### Work instructions
Every entry must be given again exactly as it is written.

Website and app data records:
= = = =
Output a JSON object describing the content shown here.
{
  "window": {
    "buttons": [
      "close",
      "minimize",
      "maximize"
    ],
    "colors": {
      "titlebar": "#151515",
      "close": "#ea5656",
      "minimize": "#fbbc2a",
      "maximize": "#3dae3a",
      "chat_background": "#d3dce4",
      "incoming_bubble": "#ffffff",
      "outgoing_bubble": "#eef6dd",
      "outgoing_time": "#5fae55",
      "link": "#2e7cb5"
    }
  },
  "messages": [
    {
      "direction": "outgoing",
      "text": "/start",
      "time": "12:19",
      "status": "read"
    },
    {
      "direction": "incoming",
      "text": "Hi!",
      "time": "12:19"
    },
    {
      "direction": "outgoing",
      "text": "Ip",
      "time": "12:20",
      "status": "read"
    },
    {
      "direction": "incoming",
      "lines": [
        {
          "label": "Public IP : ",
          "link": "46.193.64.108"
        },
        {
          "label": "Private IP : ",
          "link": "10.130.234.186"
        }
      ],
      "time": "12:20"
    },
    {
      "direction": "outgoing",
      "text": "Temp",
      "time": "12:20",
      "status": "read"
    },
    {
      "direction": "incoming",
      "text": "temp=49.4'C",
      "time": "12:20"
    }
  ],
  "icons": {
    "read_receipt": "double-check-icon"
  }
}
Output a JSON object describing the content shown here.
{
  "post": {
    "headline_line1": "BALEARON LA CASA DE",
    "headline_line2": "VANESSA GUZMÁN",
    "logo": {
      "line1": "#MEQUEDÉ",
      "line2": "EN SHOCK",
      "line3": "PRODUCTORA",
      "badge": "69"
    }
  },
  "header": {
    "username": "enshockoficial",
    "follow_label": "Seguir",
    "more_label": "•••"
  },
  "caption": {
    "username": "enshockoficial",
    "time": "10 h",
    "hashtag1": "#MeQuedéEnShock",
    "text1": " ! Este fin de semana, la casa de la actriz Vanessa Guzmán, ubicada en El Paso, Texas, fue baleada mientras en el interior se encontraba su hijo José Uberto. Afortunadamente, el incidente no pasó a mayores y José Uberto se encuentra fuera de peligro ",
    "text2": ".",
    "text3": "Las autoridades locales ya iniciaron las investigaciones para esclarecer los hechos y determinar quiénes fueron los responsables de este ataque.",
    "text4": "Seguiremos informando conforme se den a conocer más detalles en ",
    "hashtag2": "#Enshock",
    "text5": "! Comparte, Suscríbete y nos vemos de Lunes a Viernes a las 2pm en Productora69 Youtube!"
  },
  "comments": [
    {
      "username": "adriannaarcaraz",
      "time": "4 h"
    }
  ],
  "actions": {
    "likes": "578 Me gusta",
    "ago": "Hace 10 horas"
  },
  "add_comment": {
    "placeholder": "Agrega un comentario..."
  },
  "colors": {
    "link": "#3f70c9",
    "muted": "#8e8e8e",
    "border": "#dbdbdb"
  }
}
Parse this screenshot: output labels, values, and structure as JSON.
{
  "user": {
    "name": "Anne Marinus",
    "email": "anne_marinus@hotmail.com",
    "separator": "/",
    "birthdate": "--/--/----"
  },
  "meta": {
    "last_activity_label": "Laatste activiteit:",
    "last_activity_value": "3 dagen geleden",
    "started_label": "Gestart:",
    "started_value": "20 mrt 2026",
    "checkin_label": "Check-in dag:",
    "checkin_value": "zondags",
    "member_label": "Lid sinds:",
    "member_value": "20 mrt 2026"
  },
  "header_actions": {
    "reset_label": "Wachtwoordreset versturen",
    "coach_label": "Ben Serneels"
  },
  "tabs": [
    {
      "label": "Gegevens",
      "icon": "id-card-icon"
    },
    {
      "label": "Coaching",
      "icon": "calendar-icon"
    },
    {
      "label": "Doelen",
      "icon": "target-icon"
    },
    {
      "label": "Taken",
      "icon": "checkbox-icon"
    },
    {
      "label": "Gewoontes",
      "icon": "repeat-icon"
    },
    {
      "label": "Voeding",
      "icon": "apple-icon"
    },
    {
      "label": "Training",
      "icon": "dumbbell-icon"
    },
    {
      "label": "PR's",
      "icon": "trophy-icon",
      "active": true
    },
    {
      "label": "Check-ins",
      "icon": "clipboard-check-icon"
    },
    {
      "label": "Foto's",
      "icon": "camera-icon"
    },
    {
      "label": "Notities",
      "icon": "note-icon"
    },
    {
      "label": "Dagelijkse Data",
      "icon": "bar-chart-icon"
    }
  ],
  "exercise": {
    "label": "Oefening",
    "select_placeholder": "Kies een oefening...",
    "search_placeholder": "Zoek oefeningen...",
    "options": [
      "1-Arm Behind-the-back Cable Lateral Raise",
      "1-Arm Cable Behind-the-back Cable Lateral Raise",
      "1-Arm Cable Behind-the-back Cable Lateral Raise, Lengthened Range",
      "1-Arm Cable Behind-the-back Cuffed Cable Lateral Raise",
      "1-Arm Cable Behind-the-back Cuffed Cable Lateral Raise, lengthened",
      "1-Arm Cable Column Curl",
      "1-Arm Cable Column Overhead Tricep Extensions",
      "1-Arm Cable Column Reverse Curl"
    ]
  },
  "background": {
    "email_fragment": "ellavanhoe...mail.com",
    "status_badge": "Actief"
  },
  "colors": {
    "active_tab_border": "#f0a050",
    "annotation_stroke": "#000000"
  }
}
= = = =
### Result for this exercise
Output a JSON object describing the content shown here.
{
  "window": {
    "buttons": [
      "close",
      "minimize",
      "maximize"
    ],
    "colors": {
      "titlebar": "#151515",
      "close": "#ea5656",
      "minimize": "#fbbc2a",
      "maximize": "#3dae3a",
      "chat_background": "#d3dce4",
      "incoming_bubble": "#ffffff",
      "outgoing_bubble": "#eef6dd",
      "outgoing_time": "#5fae55",
      "link": "#2e7cb5"
    }
  },
  "messages": [
    {
      "direction": "outgoing",
      "text": "/start",
      "time": "12:19",
      "status": "read"
    },
    {
      "direction": "incoming",
      "text": "Hi!",
      "time": "12:19"
    },
    {
      "direction": "outgoing",
      "text": "Ip",
      "time": "12:20",
      "status": "read"
    },
    {
      "direction": "incoming",
      "lines": [
        {
          "label": "Public IP : ",
          "link": "46.193.64.108"
        },
        {
          "label": "Private IP : ",
          "link": "10.130.234.186"
        }
      ],
      "time": "12:20"
    },
    {
      "direction": "outgoing",
      "text": "Temp",
      "time": "12:20",
      "status": "read"
    },
    {
      "direction": "incoming",
      "text": "temp=49.4'C",
      "time": "12:20"
    }
  ],
  "icons": {
    "read_receipt": "double-check-icon"
  }
}
Output a JSON object describing the content shown here.
{
  "post": {
    "headline_line1": "BALEARON LA CASA DE",
    "headline_line2": "VANESSA GUZMÁN",
    "logo": {
      "line1": "#MEQUEDÉ",
      "line2": "EN SHOCK",
      "line3": "PRODUCTORA",
      "badge": "69"
    }
  },
  "header": {
    "username": "enshockoficial",
    "follow_label": "Seguir",
    "more_label": "•••"
  },
  "caption": {
    "username": "enshockoficial",
    "time": "10 h",
    "hashtag1": "#MeQuedéEnShock",
    "text1": " ! Este fin de semana, la casa de la actriz Vanessa Guzmán, ubicada en El Paso, Texas, fue baleada mientras en el interior se encontraba su hijo José Uberto. Afortunadamente, el incidente no pasó a mayores y José Uberto se encuentra fuera de peligro ",
    "text2": ".",
    "text3": "Las autoridades locales ya iniciaron las investigaciones para esclarecer los hechos y determinar quiénes fueron los responsables de este ataque.",
    "text4": "Seguiremos informando conforme se den a conocer más detalles en ",
    "hashtag2": "#Enshock",
    "text5": "! Comparte, Suscríbete y nos vemos de Lunes a Viernes a las 2pm en Productora69 Youtube!"
  },
  "comments": [
    {
      "username": "adriannaarcaraz",
      "time": "4 h"
    }
  ],
  "actions": {
    "likes": "578 Me gusta",
    "ago": "Hace 10 horas"
  },
  "add_comment": {
    "placeholder": "Agrega un comentario..."
  },
  "colors": {
    "link": "#3f70c9",
    "muted": "#8e8e8e",
    "border": "#dbdbdb"
  }
}
Parse this screenshot: output labels, values, and structure as JSON.
{
  "user": {
    "name": "Anne Marinus",
    "email": "anne_marinus@hotmail.com",
    "separator": "/",
    "birthdate": "--/--/----"
  },
  "meta": {
    "last_activity_label": "Laatste activiteit:",
    "last_activity_value": "3 dagen geleden",
    "started_label": "Gestart:",
    "started_value": "20 mrt 2026",
    "checkin_label": "Check-in dag:",
    "checkin_value": "zondags",
    "member_label": "Lid sinds:",
    "member_value": "20 mrt 2026"
  },
  "header_actions": {
    "reset_label": "Wachtwoordreset versturen",
    "coach_label": "Ben Serneels"
  },
  "tabs": [
    {
      "label": "Gegevens",
      "icon": "id-card-icon"
    },
    {
      "label": "Coaching",
      "icon": "calendar-icon"
    },
    {
      "label": "Doelen",
      "icon": "target-icon"
    },
    {
      "label": "Taken",
      "icon": "checkbox-icon"
    },
    {
      "label": "Gewoontes",
      "icon": "repeat-icon"
    },
    {
      "label": "Voeding",
      "icon": "apple-icon"
    },
    {
      "label": "Training",
      "icon": "dumbbell-icon"
    },
    {
      "label": "PR's",
      "icon": "trophy-icon",
      "active": true
    },
    {
      "label": "Check-ins",
      "icon": "clipboard-check-icon"
    },
    {
      "label": "Foto's",
      "icon": "camera-icon"
    },
    {
      "label": "Notities",
      "icon": "note-icon"
    },
    {
      "label": "Dagelijkse Data",
      "icon": "bar-chart-icon"
    }
  ],
  "exercise": {
    "label": "Oefening",
    "select_placeholder": "Kies een oefening...",
    "search_placeholder": "Zoek oefeningen...",
    "options": [
      "1-Arm Behind-the-back Cable Lateral Raise",
      "1-Arm Cable Behind-the-back Cable Lateral Raise",
      "1-Arm Cable Behind-the-back Cable Lateral Raise, Lengthened Range",
      "1-Arm Cable Behind-the-back Cuffed Cable Lateral Raise",
      "1-Arm Cable Behind-the-back Cuffed Cable Lateral Raise, lengthened",
      "1-Arm Cable Column Curl",
      "1-Arm Cable Column Overhead Tricep Extensions",
      "1-Arm Cable Column Reverse Curl"
    ]
  },
  "background": {
    "email_fragment": "ellavanhoe...mail.com",
    "status_badge": "Actief"
  },
  "colors": {
    "active_tab_border": "#f0a050",
    "annotation_stroke": "#000000"
  }
}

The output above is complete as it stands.